He worked for hours. He marked beams with a pencil, cut them with the smooth power of the miter saw, savoring the smell of sawdust. He fired nails atop the frame, keeping rhythm with the faint sound of the drums. He pictured himself silhouetted against the falling sun: the image of the quintessential craftsman.
David enjoyed his solitude until he heard a car coming up the driveway. The crunching of tires over dirt and the popping sound of rocks grew louder until the sheriff’s cruiser rounded the final turn over the hill. David climbed down. He hopped through the open wall and landed on the ground below.
The sheriff stepped out of his squad car and greeted David with a grin.
“How’s the addition coming?” the sherriff asked.
“A little at a time, Harold.” David wiped the sawdust off with a rag so they could shake hands.
“Any idea when you’ll finish?”
“Did you really come all the way up here to chat about my house?”
“Of course not. I came to see how you’re doing after last night. That and I told Dorothy at the hospital that I’d get you to sign your release forms.”
He pulled out a clipboard. David searched for a way to sign until Harold clicked a pen out of his pocket.
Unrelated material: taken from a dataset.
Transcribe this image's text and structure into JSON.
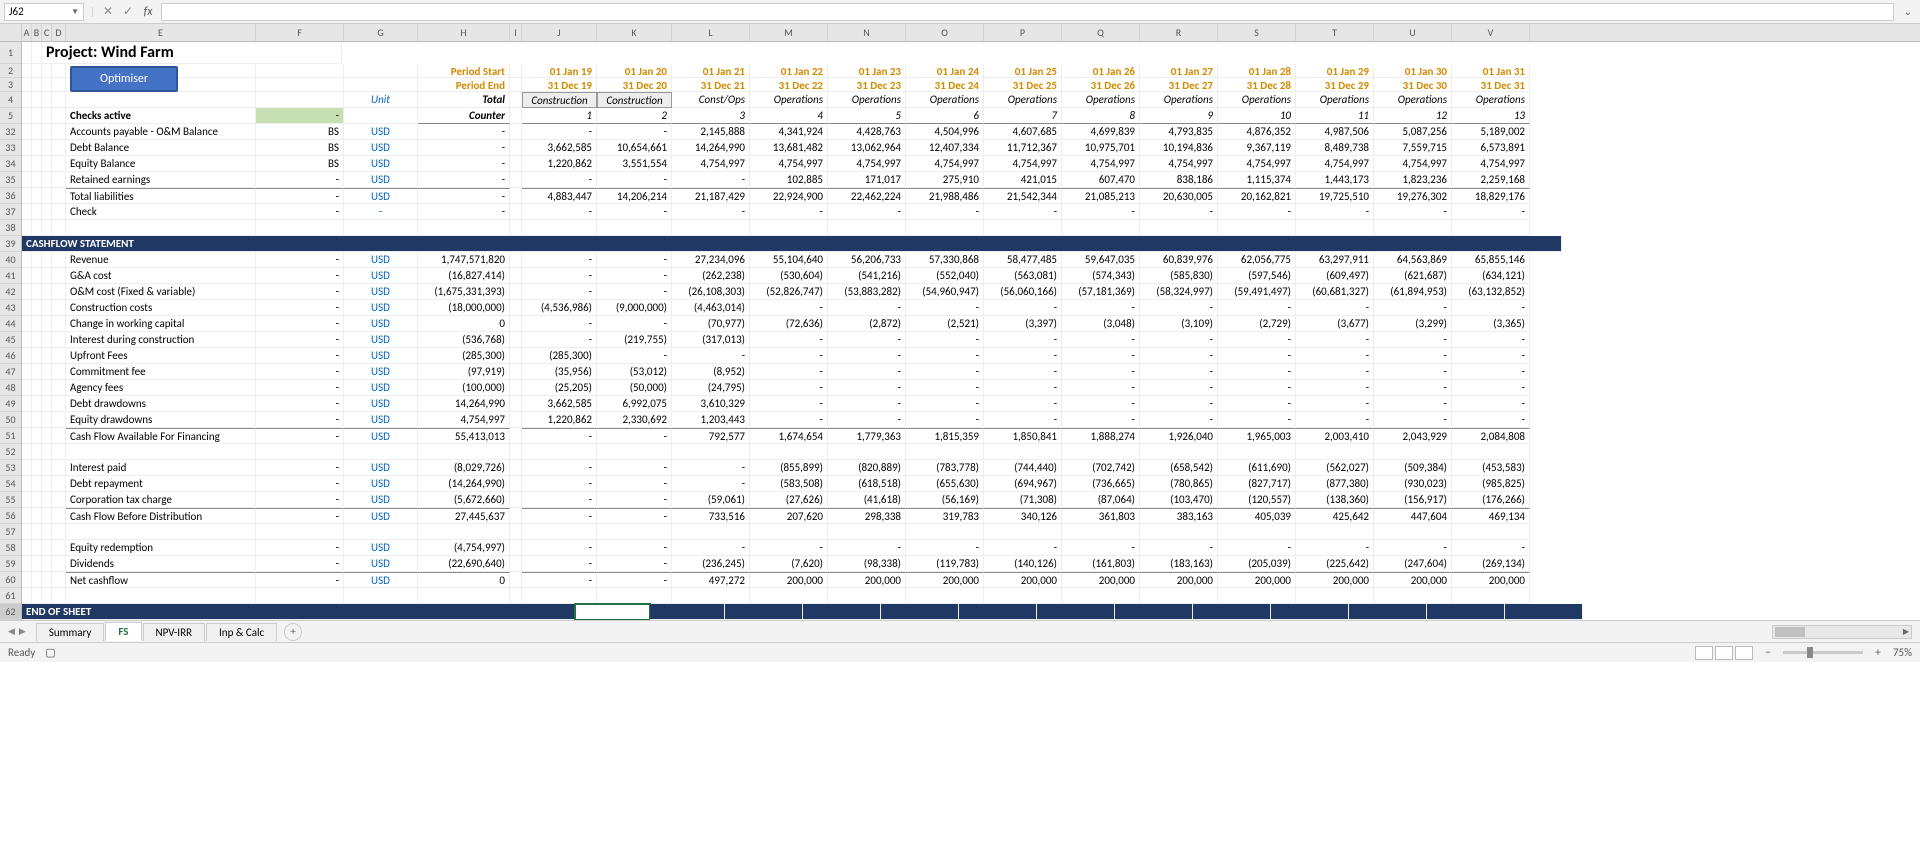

“Where’d you get off to in such a hurry?” the sheriff continued. “The nurse said she came to check on you this morning and you were gone?”
Without raising his eyes, David replied, “Had things to take care of.”
“She said you should drop by to get checked you out.”
“You sure? Looks like you were limping a second ago.”
“Really, I’m fine.”
“I forgot: you’re hardcore. Don’t forget to initial there.”
David scribbled a DM and the date and returned the clipboard.
“Well, I’ll tell Dorothy you’re alive. Just give her a call if you need anything.”
The sheriff slid back in his cruiser. He shifted the gear just as David waved his hand and said, “Wait.”
He took a moment to reevaluate his question, but decided to ask anyway. “Do you know who called the ambulance?”
Harold shrugged. “Some good Samaritan.”
“Did they go to the hospital or leave their name?”
The sheriff shook his head. “Probably someone just passing through. All the same, you have someone looking out for ya.” He repositioned his hat. “Word to the wise: try to avoid playing in the street next time.”
David managed a smile. He watched the sheriff drive down the mountain when he noticed another car by the tree line: a black Mustang.
He rubbed the fatigue from his eyes, and the Mustang was gone. David only imagined it. No. He remembered it there yesterday.
He’d seen the car a couple times. The sun had blocked it in his rear-view mirror, and its windows were too heavily tinted to make out the driver. Was it the same car? It had to be. You didn’t see many of those around here. The thought had crossed his mind that it might have been following him, but he hadn’t given it much credibility at the time.
David turned back to the house, lifted himself back over the foundation. He crossed under the wooden ribs of the sunroom to his dusty workbench and clicked stop on the CD player mid note. He grabbed his keys and left before the Mustang returned. He didn’t know where he was heading. He just had to go.